The instrument package of the present invention is designed to be accommodated easily on available spacecraft missions. The instrument package is designed to have clean interfaces and modest mass, power, and pointing requirements. The instrument package includes its own power relay/analog card to switch and condition power from the spacecraft, serve as a watchdog for the flight computer, and condition analog data from the safing photocells. The amount of telemetry required to return useful information is very small (250 bps) but the quality of returned operational data increases smoothly up to a maximum useful telemetry level of 90 kbps. While the WAC is intended to be deployed with a hemispherical clear view, small obstructions can be accommodated with internal occulting baffles placed near the annular prime focus inside the WAC.

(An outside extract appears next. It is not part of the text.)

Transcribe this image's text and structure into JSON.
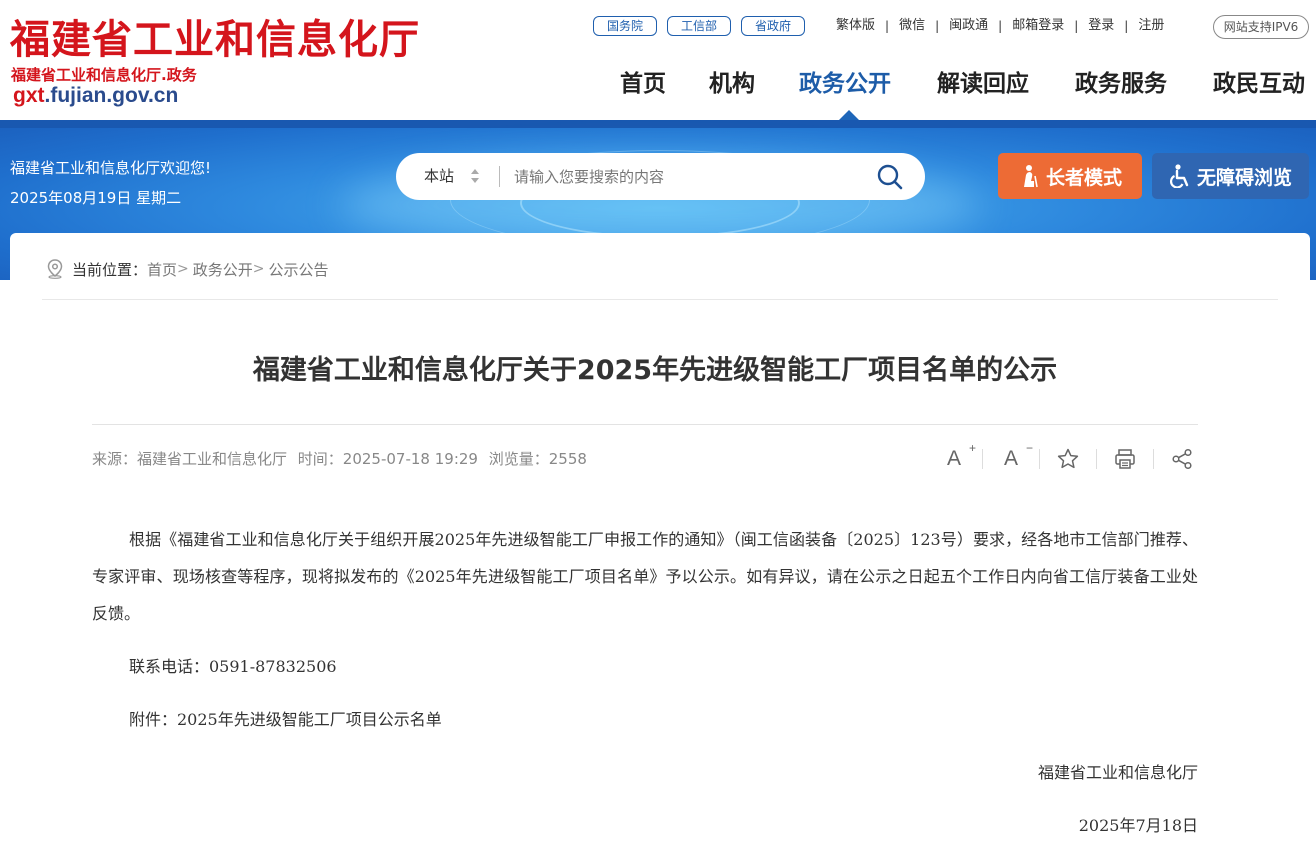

Some operational parameters of the preferred system may change based on the mission profile of the spacecraft on which the instrument package is mounted. The differences relate to three main orbital scenarios: near-L1 station-keeping, over-pole station-keeping with a solar sail, and Earth orbit. Near-L1 ballistic orbit or supra-L1 deployment with a solar sail for station-keeping each afford a clear forward view from the spacecraft, but constrain telemetry back to Earth. Available telemetry for such deployments is estimated to be 1-5 kbps, and imaging cadence is limited by the amount of available telemetry. Use of a sail to keep station to the north or south of the ecliptic plane offers similar telemetry challenges to an L-1 mission, but with the added challenge of eliminating possible stray light from the sail, which is to one side of the spacecraft and may he placed far enough forward to scatter light into the WAC aperture. If sail glint is an issue, then additional baffling may required for the WAC as discussed above.

In geosynchronous or other near-Earth orbit, telemetry constraints are relaxed considerably but at a cost. The Earth itself is a major source of stray light and as such, in these orbits, the WAC may also require additional external baffling. Operational modifications to the basic structure can make the WAC suitable for use in Earth orbit even without additional baffling. It may be possible, for example, to fly multiple WACs on different spacecraft to allow continuous coverage of the Sun from whichever spacecraft is Sunward of Earth. The objective of 60 minute cadence images from the WAC can be nearly met simply by running the WAC when the spacecraft is at its closest approach to the sub-solar point on Earth, about once every 90 minutes; but additional mitigation of geocoronal and auroral effects becomes necessary.

In the manner described, the present invention therefore provides systems for the simultaneous imaging of the solar corona and the inner heliosphere from a small, lightweight platform positioned in space.

Although the present invention has been described in terms of the foregoing preferred embodiments, this description has been provided by way of explanation only, and is not intended to be construed as a limitation of the invention. Those skilled in the art will recognize modifications of the present invention that might accommodate specific spacecraft environments and structures. Such modifications, as to structure, orientation, geometry, and even optical train configuration, where such modifications are coincidental to the type of spacecraft being utilized, do not necessarily depart from the spirit and scope of the invention.